Crossing the U.S. Border
I read a tweet last week saying US border guards have a right to inspect your mobile device and to ask you for your password (other articles have suggested this). The Canadian Privacy Commissioner has spoken about this issue. The same day, a fellow commissioner asked whether any commissioners in Canada had issued an article, blog, guideline or best practice document on this topic. Saskatchewan had not. So I thought I should.
I expect many public servants who have a work assigned phone (or other mobile device) arrange to have their emails downloaded to their device. Those emails can be from other public servants or citizens of the province. Those emails could contain personal information (PI) (covered by FOIP or LAFOIP) or personal health information (PHI) (covered by HIPA). So when the border guard asks for your cell phone and password and you provide it, he or she is probably reviewing your texts, contacts and emails. Thus, there becomes a real possibility that someone’s PI or PHI has been disclosed without authority (a breach). This is not a situation that any of us want to be in.
Can anything be done? One option is to leave your business cell phone at home (I am sure you don’t like this one).
Another option is to stop the downloading of emails while you are away, thus, preventing a breach due to incoming emails. This does not solve the problem because of what is already on the cell phone. One could take steps to delete all work related emails with PI or PHI from your cell phone. That could be a lot of work.
So the options are not great. Another option is to ensure your mobile device has no PI or PHI on it but when you get to your destination in the US, VPN into your home system to check emails or access information. Of course, you want to make sure you are on a secure network in your destination hotel or conference center.

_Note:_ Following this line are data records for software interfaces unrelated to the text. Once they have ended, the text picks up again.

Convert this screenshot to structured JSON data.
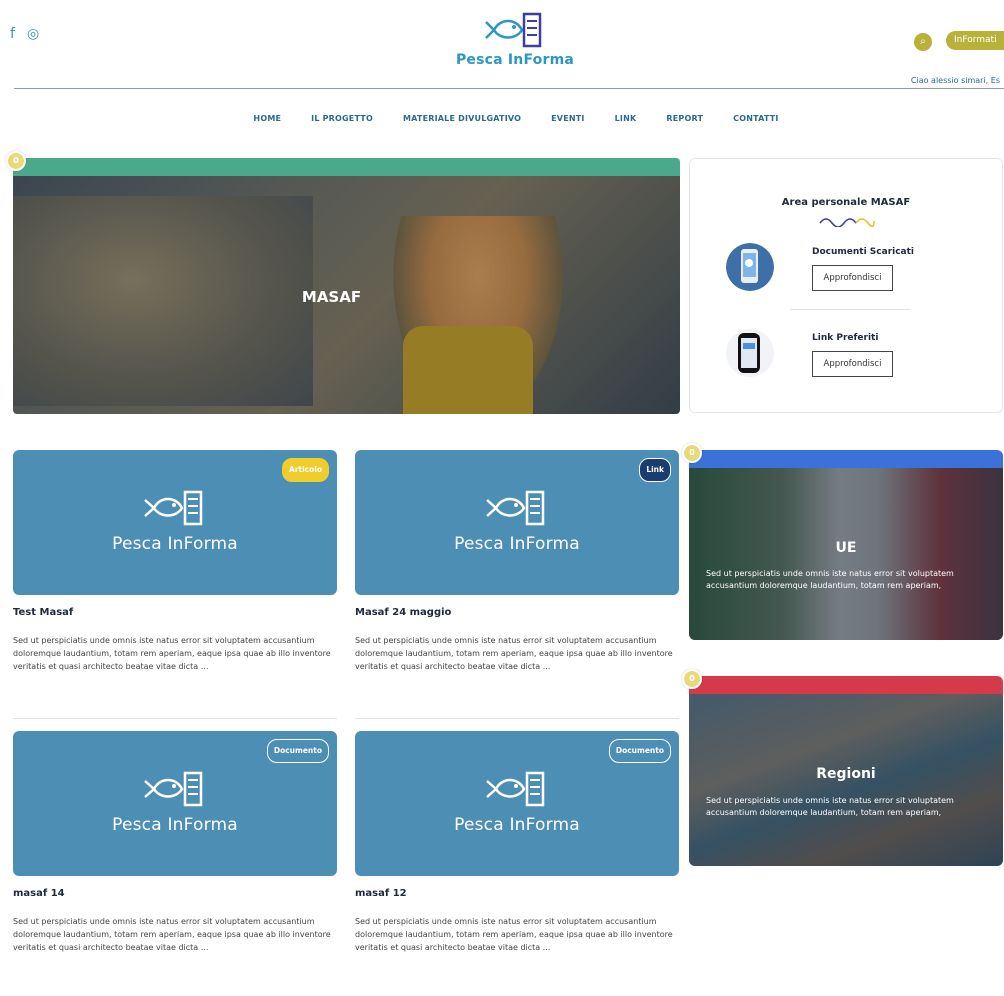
{
  "header": {
    "brand": "Pesca InForma",
    "info_button": "InFormati",
    "greeting": "Ciao alessio simari,  Es",
    "social": [
      {
        "icon": "facebook-icon",
        "glyph": "f"
      },
      {
        "icon": "instagram-icon",
        "glyph": "◎"
      }
    ]
  },
  "nav": [
    "HOME",
    "IL PROGETTO",
    "MATERIALE DIVULGATIVO",
    "EVENTI",
    "LINK",
    "REPORT",
    "CONTATTI"
  ],
  "hero": {
    "badge": "0",
    "title": "MASAF",
    "bar_color": "#4aa98b"
  },
  "personal_area": {
    "title": "Area personale MASAF",
    "items": [
      {
        "label": "Documenti Scaricati",
        "button": "Approfondisci"
      },
      {
        "label": "Link Preferiti",
        "button": "Approfondisci"
      }
    ]
  },
  "cards": [
    {
      "tag": "Articolo",
      "tag_type": "articolo",
      "logo_text": "Pesca InForma",
      "title": "Test Masaf",
      "desc": "Sed ut perspiciatis unde omnis iste natus error sit voluptatem accusantium doloremque laudantium, totam rem aperiam, eaque ipsa quae ab illo inventore veritatis et quasi architecto beatae vitae dicta ..."
    },
    {
      "tag": "Link",
      "tag_type": "link",
      "logo_text": "Pesca InForma",
      "title": "Masaf 24 maggio",
      "desc": "Sed ut perspiciatis unde omnis iste natus error sit voluptatem accusantium doloremque laudantium, totam rem aperiam, eaque ipsa quae ab illo inventore veritatis et quasi architecto beatae vitae dicta ..."
    },
    {
      "tag": "Documento",
      "tag_type": "documento",
      "logo_text": "Pesca InForma",
      "title": "masaf 14",
      "desc": "Sed ut perspiciatis unde omnis iste natus error sit voluptatem accusantium doloremque laudantium, totam rem aperiam, eaque ipsa quae ab illo inventore veritatis et quasi architecto beatae vitae dicta ..."
    },
    {
      "tag": "Documento",
      "tag_type": "documento",
      "logo_text": "Pesca InForma",
      "title": "masaf 12",
      "desc": "Sed ut perspiciatis unde omnis iste natus error sit voluptatem accusantium doloremque laudantium, totam rem aperiam, eaque ipsa quae ab illo inventore veritatis et quasi architecto beatae vitae dicta ..."
    }
  ],
  "side_panels": [
    {
      "badge": "0",
      "title": "UE",
      "bar_color": "#3b72d9",
      "text": "Sed ut perspiciatis unde omnis iste natus error sit voluptatem accusantium doloremque laudantium, totam rem aperiam,"
    },
    {
      "badge": "0",
      "title": "Regioni",
      "bar_color": "#d63a4a",
      "text": "Sed ut perspiciatis unde omnis iste natus error sit voluptatem accusantium doloremque laudantium, totam rem aperiam,"
    }
  ],
  "colors": {
    "brand": "#2c97c2",
    "card_bg": "#4d8fb4",
    "accent": "#b8b23a"
  }
}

I have struggled with this issue and the writing of this blog has caused me to decide to leave my business cell phone at home when I cross into the United States. What are you going to do the next time you cross the border?